(RECORD SET begins)

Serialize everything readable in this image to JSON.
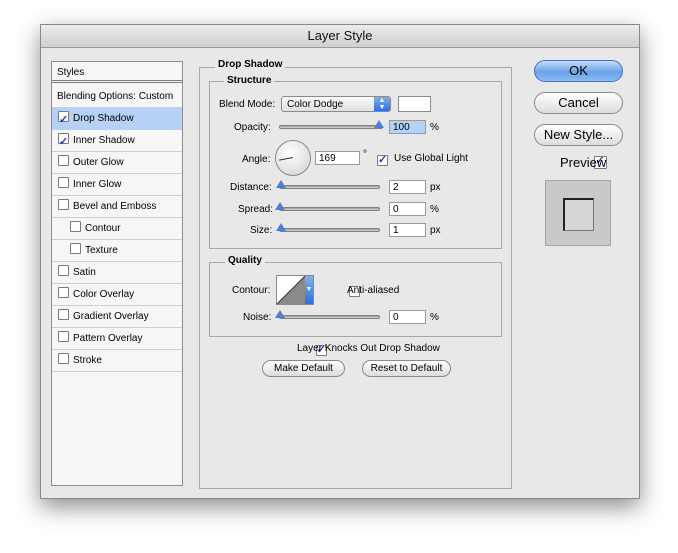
{
  "window": {
    "title": "Layer Style"
  },
  "styles": {
    "header": "Styles",
    "blending": "Blending Options: Custom",
    "items": [
      {
        "label": "Drop Shadow",
        "checked": true,
        "selected": true
      },
      {
        "label": "Inner Shadow",
        "checked": true
      },
      {
        "label": "Outer Glow",
        "checked": false
      },
      {
        "label": "Inner Glow",
        "checked": false
      },
      {
        "label": "Bevel and Emboss",
        "checked": false
      },
      {
        "label": "Contour",
        "checked": false
      },
      {
        "label": "Texture",
        "checked": false
      },
      {
        "label": "Satin",
        "checked": false
      },
      {
        "label": "Color Overlay",
        "checked": false
      },
      {
        "label": "Gradient Overlay",
        "checked": false
      },
      {
        "label": "Pattern Overlay",
        "checked": false
      },
      {
        "label": "Stroke",
        "checked": false
      }
    ]
  },
  "drop_shadow": {
    "title": "Drop Shadow",
    "structure": {
      "title": "Structure",
      "blend_mode_label": "Blend Mode:",
      "blend_mode_value": "Color Dodge",
      "shadow_color": "#ffffff",
      "opacity_label": "Opacity:",
      "opacity_value": "100",
      "opacity_unit": "%",
      "opacity_level": 1.0,
      "angle_label": "Angle:",
      "angle_value": "169",
      "angle_unit": "°",
      "use_global_light_label": "Use Global Light",
      "use_global_light": true,
      "distance_label": "Distance:",
      "distance_value": "2",
      "distance_unit": "px",
      "spread_label": "Spread:",
      "spread_value": "0",
      "spread_unit": "%",
      "size_label": "Size:",
      "size_value": "1",
      "size_unit": "px"
    },
    "quality": {
      "title": "Quality",
      "contour_label": "Contour:",
      "anti_aliased_label": "Anti-aliased",
      "anti_aliased": false,
      "noise_label": "Noise:",
      "noise_value": "0",
      "noise_unit": "%"
    },
    "knocks_out_label": "Layer Knocks Out Drop Shadow",
    "knocks_out": true,
    "make_default": "Make Default",
    "reset_default": "Reset to Default"
  },
  "buttons": {
    "ok": "OK",
    "cancel": "Cancel",
    "new_style": "New Style...",
    "preview_label": "Preview",
    "preview": true
  },
  "colors": {
    "accent": "#4d7fd6",
    "selection": "#b5d1f5"
  }
}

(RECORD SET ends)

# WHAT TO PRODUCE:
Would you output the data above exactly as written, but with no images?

# SOLUTION TO THIS TASK:
Serialize everything readable in this image to JSON.
{
  "window": {
    "title": "Layer Style"
  },
  "styles": {
    "header": "Styles",
    "blending": "Blending Options: Custom",
    "items": [
      {
        "label": "Drop Shadow",
        "checked": true,
        "selected": true
      },
      {
        "label": "Inner Shadow",
        "checked": true
      },
      {
        "label": "Outer Glow",
        "checked": false
      },
      {
        "label": "Inner Glow",
        "checked": false
      },
      {
        "label": "Bevel and Emboss",
        "checked": false
      },
      {
        "label": "Contour",
        "checked": false
      },
      {
        "label": "Texture",
        "checked": false
      },
      {
        "label": "Satin",
        "checked": false
      },
      {
        "label": "Color Overlay",
        "checked": false
      },
      {
        "label": "Gradient Overlay",
        "checked": false
      },
      {
        "label": "Pattern Overlay",
        "checked": false
      },
      {
        "label": "Stroke",
        "checked": false
      }
    ]
  },
  "drop_shadow": {
    "title": "Drop Shadow",
    "structure": {
      "title": "Structure",
      "blend_mode_label": "Blend Mode:",
      "blend_mode_value": "Color Dodge",
      "shadow_color": "#ffffff",
      "opacity_label": "Opacity:",
      "opacity_value": "100",
      "opacity_unit": "%",
      "opacity_level": 1.0,
      "angle_label": "Angle:",
      "angle_value": "169",
      "angle_unit": "°",
      "use_global_light_label": "Use Global Light",
      "use_global_light": true,
      "distance_label": "Distance:",
      "distance_value": "2",
      "distance_unit": "px",
      "spread_label": "Spread:",
      "spread_value": "0",
      "spread_unit": "%",
      "size_label": "Size:",
      "size_value": "1",
      "size_unit": "px"
    },
    "quality": {
      "title": "Quality",
      "contour_label": "Contour:",
      "anti_aliased_label": "Anti-aliased",
      "anti_aliased": false,
      "noise_label": "Noise:",
      "noise_value": "0",
      "noise_unit": "%"
    },
    "knocks_out_label": "Layer Knocks Out Drop Shadow",
    "knocks_out": true,
    "make_default": "Make Default",
    "reset_default": "Reset to Default"
  },
  "buttons": {
    "ok": "OK",
    "cancel": "Cancel",
    "new_style": "New Style...",
    "preview_label": "Preview",
    "preview": true
  },
  "colors": {
    "accent": "#4d7fd6",
    "selection": "#b5d1f5"
  }
}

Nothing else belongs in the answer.